→ **WHAT YOU NEED TO DO**: Entries follow. Return each line that contains the word "data".

==== RECORDS TO USE ====

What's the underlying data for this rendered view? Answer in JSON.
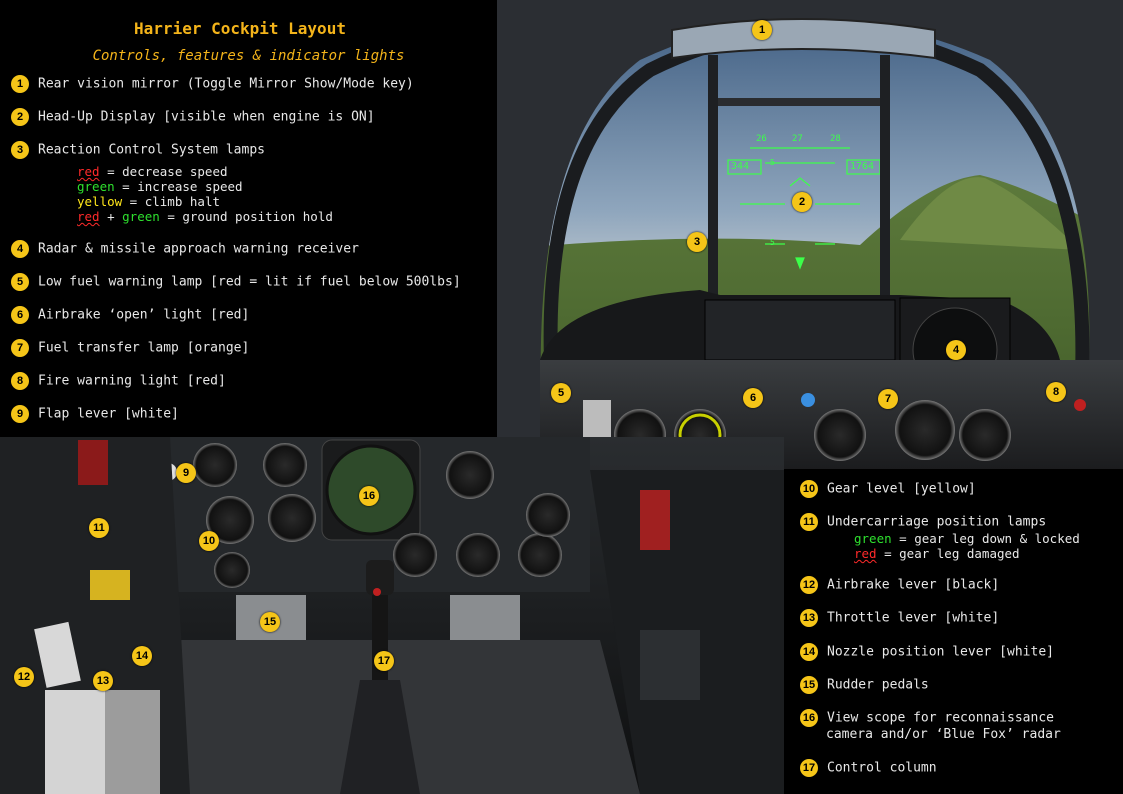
{
  "title": "Harrier Cockpit Layout",
  "subtitle": "Controls, features & indicator lights",
  "items_top": [
    {
      "n": "1",
      "text": "Rear vision mirror (Toggle Mirror Show/Mode key)"
    },
    {
      "n": "2",
      "text": "Head-Up Display [visible when engine is ON]"
    },
    {
      "n": "3",
      "text": "Reaction Control System lamps"
    },
    {
      "n": "4",
      "text": "Radar & missile approach warning receiver"
    },
    {
      "n": "5",
      "text": "Low fuel warning lamp [red = lit if fuel below 500lbs]"
    },
    {
      "n": "6",
      "text": "Airbrake ‘open’ light [red]"
    },
    {
      "n": "7",
      "text": "Fuel transfer lamp [orange]"
    },
    {
      "n": "8",
      "text": "Fire warning light [red]"
    },
    {
      "n": "9",
      "text": "Flap lever [white]"
    }
  ],
  "rcs_lamps": {
    "red1": "red",
    "red1_desc": " = decrease speed",
    "green1": "green",
    "green1_desc": " = increase speed",
    "yellow": "yellow",
    "yellow_desc": " = climb halt",
    "red2": "red",
    "plus": " + ",
    "green2": "green",
    "combo_desc": " = ground position hold"
  },
  "items_bottom": [
    {
      "n": "10",
      "text": "Gear level [yellow]"
    },
    {
      "n": "11",
      "text": "Undercarriage position lamps"
    },
    {
      "n": "12",
      "text": "Airbrake lever [black]"
    },
    {
      "n": "13",
      "text": "Throttle lever [white]"
    },
    {
      "n": "14",
      "text": "Nozzle position lever [white]"
    },
    {
      "n": "15",
      "text": "Rudder pedals"
    },
    {
      "n": "16",
      "text": "View scope for reconnaissance"
    },
    {
      "n": "16b",
      "text": "camera and/or ‘Blue Fox’ radar"
    },
    {
      "n": "17",
      "text": "Control column"
    }
  ],
  "gear_lamps": {
    "green": "green",
    "green_desc": " = gear leg down & locked",
    "red": "red",
    "red_desc": " = gear leg damaged"
  },
  "hud": {
    "heading_left": "26",
    "heading_mid": "27",
    "heading_right": "28",
    "speed": "344",
    "altitude": "1764",
    "pitch_upper": "5",
    "pitch_lower": "5"
  },
  "markers": [
    "1",
    "2",
    "3",
    "4",
    "5",
    "6",
    "7",
    "8",
    "9",
    "10",
    "11",
    "12",
    "13",
    "14",
    "15",
    "16",
    "17"
  ],
  "colors": {
    "accent": "#f4b41a",
    "marker": "#f5c518",
    "hud": "#3cff4a"
  }
}
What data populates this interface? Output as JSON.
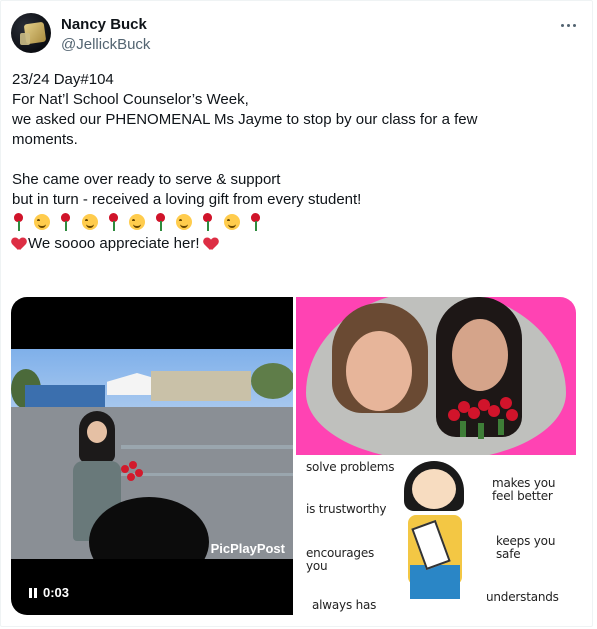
{
  "author": {
    "name": "Nancy Buck",
    "handle": "@JellickBuck"
  },
  "tweet": {
    "lines": [
      "23/24 Day#104",
      "For Nat’l School Counselor’s Week,",
      "we asked our PHENOMENAL Ms Jayme to stop by our class for a few",
      "moments.",
      "She came over ready to serve & support",
      "but in turn - received a loving gift from every student!"
    ],
    "emoji_row": [
      "rose",
      "smile",
      "rose",
      "smile",
      "rose",
      "smile",
      "rose",
      "smile",
      "rose",
      "smile",
      "rose"
    ],
    "closing": "We soooo appreciate her!"
  },
  "media": {
    "video": {
      "watermark": "PicPlayPost",
      "time": "0:03"
    },
    "image_poster": {
      "items": [
        "solve problems",
        "is trustworthy",
        "encourages you",
        "always has",
        "makes you feel better",
        "keeps you safe",
        "understands"
      ]
    }
  },
  "icons": [
    "more-icon",
    "pause-icon",
    "rose-emoji",
    "smile-emoji",
    "heart-emoji"
  ]
}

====

→ **EXPECTED ANSWER**:
What's the underlying data for this rendered view? Answer in JSON.
What data populates this interface? Output as JSON.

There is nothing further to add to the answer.